In citing his objection to same sex marriage ("Redefining marriage in Md?" March 2), CardinalEdwin F. O'Brienfails to acknowledge that our laws are not based upon religious dogma but upon the precepts of our Constitution. Indeed our founding document not only offers specific protection from the undue influence of religious authority but likewise guarantees the equal protection of individual rights. From that perspective, marriage between two loving same-sex adults is hardly a "radical" notion as the cardinal has so characterized but one that is consistent with the exercise of long standing ideals that underlie our democracy.
June 30, 2011
Shame on CASA de Maryland, the group shamelessly advocating for illegal immigrants, and the ever-flaky ACLU. They are trying to sift through signatures on the petition against in-state tuition for illegal immigrants in order to throw out as many signatures as possible. Really? Obviously, CASA has no respect for the rule of law and the rights of law-abiding citizens. But the ACLU pretends to be about individual rights even if the individuals are not legal and breaking multiple laws.

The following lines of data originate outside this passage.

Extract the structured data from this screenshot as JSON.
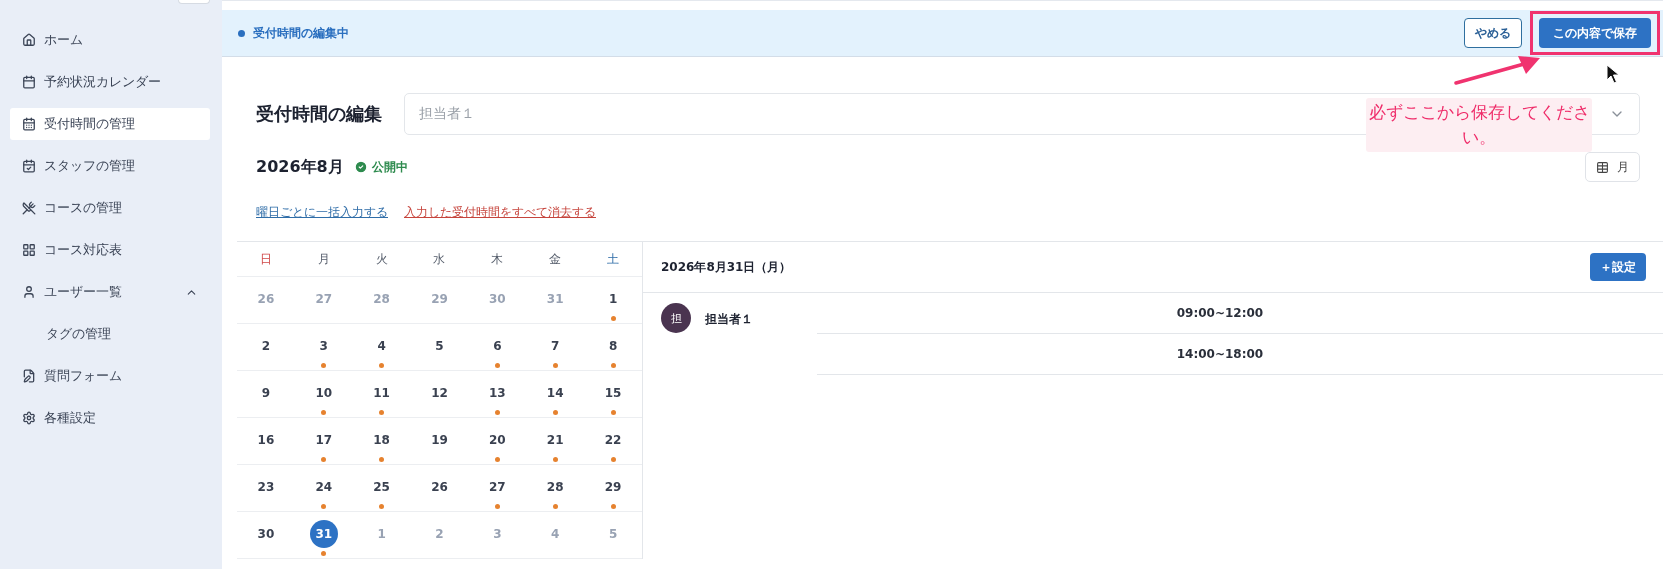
{
  "sidebar": {
    "items": [
      {
        "label": "ホーム",
        "selected": false
      },
      {
        "label": "予約状況カレンダー",
        "selected": false
      },
      {
        "label": "受付時間の管理",
        "selected": true
      },
      {
        "label": "スタッフの管理",
        "selected": false
      },
      {
        "label": "コースの管理",
        "selected": false
      },
      {
        "label": "コース対応表",
        "selected": false
      },
      {
        "label": "ユーザー一覧",
        "selected": false,
        "expanded": true,
        "children": [
          {
            "label": "タグの管理",
            "selected": false
          }
        ]
      },
      {
        "label": "質問フォーム",
        "selected": false
      },
      {
        "label": "各種設定",
        "selected": false
      }
    ]
  },
  "banner": {
    "status": "受付時間の編集中",
    "buttons": [
      {
        "label": "やめる",
        "kind": "outline",
        "highlighted": false
      },
      {
        "label": "この内容で保存",
        "kind": "primary",
        "highlighted": true
      }
    ]
  },
  "annotation": {
    "text": "必ずここから保存してください。"
  },
  "title": "受付時間の編集",
  "staff_select": {
    "value": "担当者１"
  },
  "month": {
    "label": "2026年8月",
    "status": "公開中",
    "published": true
  },
  "view_button": "月",
  "links": [
    {
      "label": "曜日ごとに一括入力する",
      "kind": "bulk"
    },
    {
      "label": "入力した受付時間をすべて消去する",
      "kind": "clear"
    }
  ],
  "calendar": {
    "weekdays": [
      "日",
      "月",
      "火",
      "水",
      "木",
      "金",
      "土"
    ],
    "weeks": [
      [
        {
          "day": "26",
          "in_month": false,
          "has_slots": false,
          "selected": false
        },
        {
          "day": "27",
          "in_month": false,
          "has_slots": false,
          "selected": false
        },
        {
          "day": "28",
          "in_month": false,
          "has_slots": false,
          "selected": false
        },
        {
          "day": "29",
          "in_month": false,
          "has_slots": false,
          "selected": false
        },
        {
          "day": "30",
          "in_month": false,
          "has_slots": false,
          "selected": false
        },
        {
          "day": "31",
          "in_month": false,
          "has_slots": false,
          "selected": false
        },
        {
          "day": "1",
          "in_month": true,
          "has_slots": true,
          "selected": false
        }
      ],
      [
        {
          "day": "2",
          "in_month": true,
          "has_slots": false,
          "selected": false
        },
        {
          "day": "3",
          "in_month": true,
          "has_slots": true,
          "selected": false
        },
        {
          "day": "4",
          "in_month": true,
          "has_slots": true,
          "selected": false
        },
        {
          "day": "5",
          "in_month": true,
          "has_slots": false,
          "selected": false
        },
        {
          "day": "6",
          "in_month": true,
          "has_slots": true,
          "selected": false
        },
        {
          "day": "7",
          "in_month": true,
          "has_slots": true,
          "selected": false
        },
        {
          "day": "8",
          "in_month": true,
          "has_slots": true,
          "selected": false
        }
      ],
      [
        {
          "day": "9",
          "in_month": true,
          "has_slots": false,
          "selected": false
        },
        {
          "day": "10",
          "in_month": true,
          "has_slots": true,
          "selected": false
        },
        {
          "day": "11",
          "in_month": true,
          "has_slots": true,
          "selected": false
        },
        {
          "day": "12",
          "in_month": true,
          "has_slots": false,
          "selected": false
        },
        {
          "day": "13",
          "in_month": true,
          "has_slots": true,
          "selected": false
        },
        {
          "day": "14",
          "in_month": true,
          "has_slots": true,
          "selected": false
        },
        {
          "day": "15",
          "in_month": true,
          "has_slots": true,
          "selected": false
        }
      ],
      [
        {
          "day": "16",
          "in_month": true,
          "has_slots": false,
          "selected": false
        },
        {
          "day": "17",
          "in_month": true,
          "has_slots": true,
          "selected": false
        },
        {
          "day": "18",
          "in_month": true,
          "has_slots": true,
          "selected": false
        },
        {
          "day": "19",
          "in_month": true,
          "has_slots": false,
          "selected": false
        },
        {
          "day": "20",
          "in_month": true,
          "has_slots": true,
          "selected": false
        },
        {
          "day": "21",
          "in_month": true,
          "has_slots": true,
          "selected": false
        },
        {
          "day": "22",
          "in_month": true,
          "has_slots": true,
          "selected": false
        }
      ],
      [
        {
          "day": "23",
          "in_month": true,
          "has_slots": false,
          "selected": false
        },
        {
          "day": "24",
          "in_month": true,
          "has_slots": true,
          "selected": false
        },
        {
          "day": "25",
          "in_month": true,
          "has_slots": true,
          "selected": false
        },
        {
          "day": "26",
          "in_month": true,
          "has_slots": false,
          "selected": false
        },
        {
          "day": "27",
          "in_month": true,
          "has_slots": true,
          "selected": false
        },
        {
          "day": "28",
          "in_month": true,
          "has_slots": true,
          "selected": false
        },
        {
          "day": "29",
          "in_month": true,
          "has_slots": true,
          "selected": false
        }
      ],
      [
        {
          "day": "30",
          "in_month": true,
          "has_slots": false,
          "selected": false
        },
        {
          "day": "31",
          "in_month": true,
          "has_slots": true,
          "selected": true
        },
        {
          "day": "1",
          "in_month": false,
          "has_slots": false,
          "selected": false
        },
        {
          "day": "2",
          "in_month": false,
          "has_slots": false,
          "selected": false
        },
        {
          "day": "3",
          "in_month": false,
          "has_slots": false,
          "selected": false
        },
        {
          "day": "4",
          "in_month": false,
          "has_slots": false,
          "selected": false
        },
        {
          "day": "5",
          "in_month": false,
          "has_slots": false,
          "selected": false
        }
      ]
    ]
  },
  "detail": {
    "date": "2026年8月31日（月）",
    "add_button": "＋設定",
    "staff": [
      {
        "avatar": "担",
        "name": "担当者１",
        "slots": [
          "09:00~12:00",
          "14:00~18:00"
        ]
      }
    ]
  }
}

December 14, 2010
Kudos to U.S. District Judge Henry E. Hudson, who ruled that the individual mandate requirement of Obamacare is unconstitutional and beyond the scope of congressional constitutional powers. Thanks likewise to Virginia's Attorney General Ken Cuccinelli, who filed the lawsuit on Obamacare last March. This case must and should go now directly to the U.S. Supreme Court to overturn the health care reform law. This is about Individual rights to choose to participate in Obamacare or not without being penalized or punished.
October 1, 2007
With about a term and a half now under its belt, the U.S. Supreme Court under Chief Justice John G. Roberts Jr. and Associate Justice Samuel A. Alito Jr. has made a sharp turn to the right. As a new term begins today, the court will have at least three major opportunities to reassert fundamental constitutional rights of individuals in confronting government policies. Certainly, the court should be more protective of individual rights than it generally has been so far. As predicted, Justices Roberts and Alito have lined up with their more conservative colleagues, Antonin Scalia and Clarence Thomas, just as the more liberal John Paul Stevens, David H. Souter, Stephen G. Breyer and Ruth Bader Ginsburg have tended to band together.
February 12, 2006
It's not too hard to find someone who would say - apologetically, perhaps - that capitalism is the most practical economic system. But the most moral? That's the argument Andrew Bernstein makes. The philosophy professor - author of The Capitalist Manifesto: The Historic, Economic and Philosophic Case for Laissez-Faire, published in September - defends and celebrates capitalism as "the system of freedom." He is an objectivist, a follower of the individualistic philosophy created by Ayn Rand, best known for the novels Atlas Shrugged and The Fountainhead.
November 11, 2005
Two countries. One has a Constitution with a Bill of Rights. These documents limit the power of the elected branches. They cannot be repealed or easily amended. Although neither one says so explicitly, there is a rock-hard tradition that the courts, and not the legislature or the executive, have the final say over their interpretation. No elected official would claim more authority than the Supreme Court in interpreting the Constitution. Put it all together, and an individual citizen can feel pretty secure against the tyranny of the majority or a runaway government.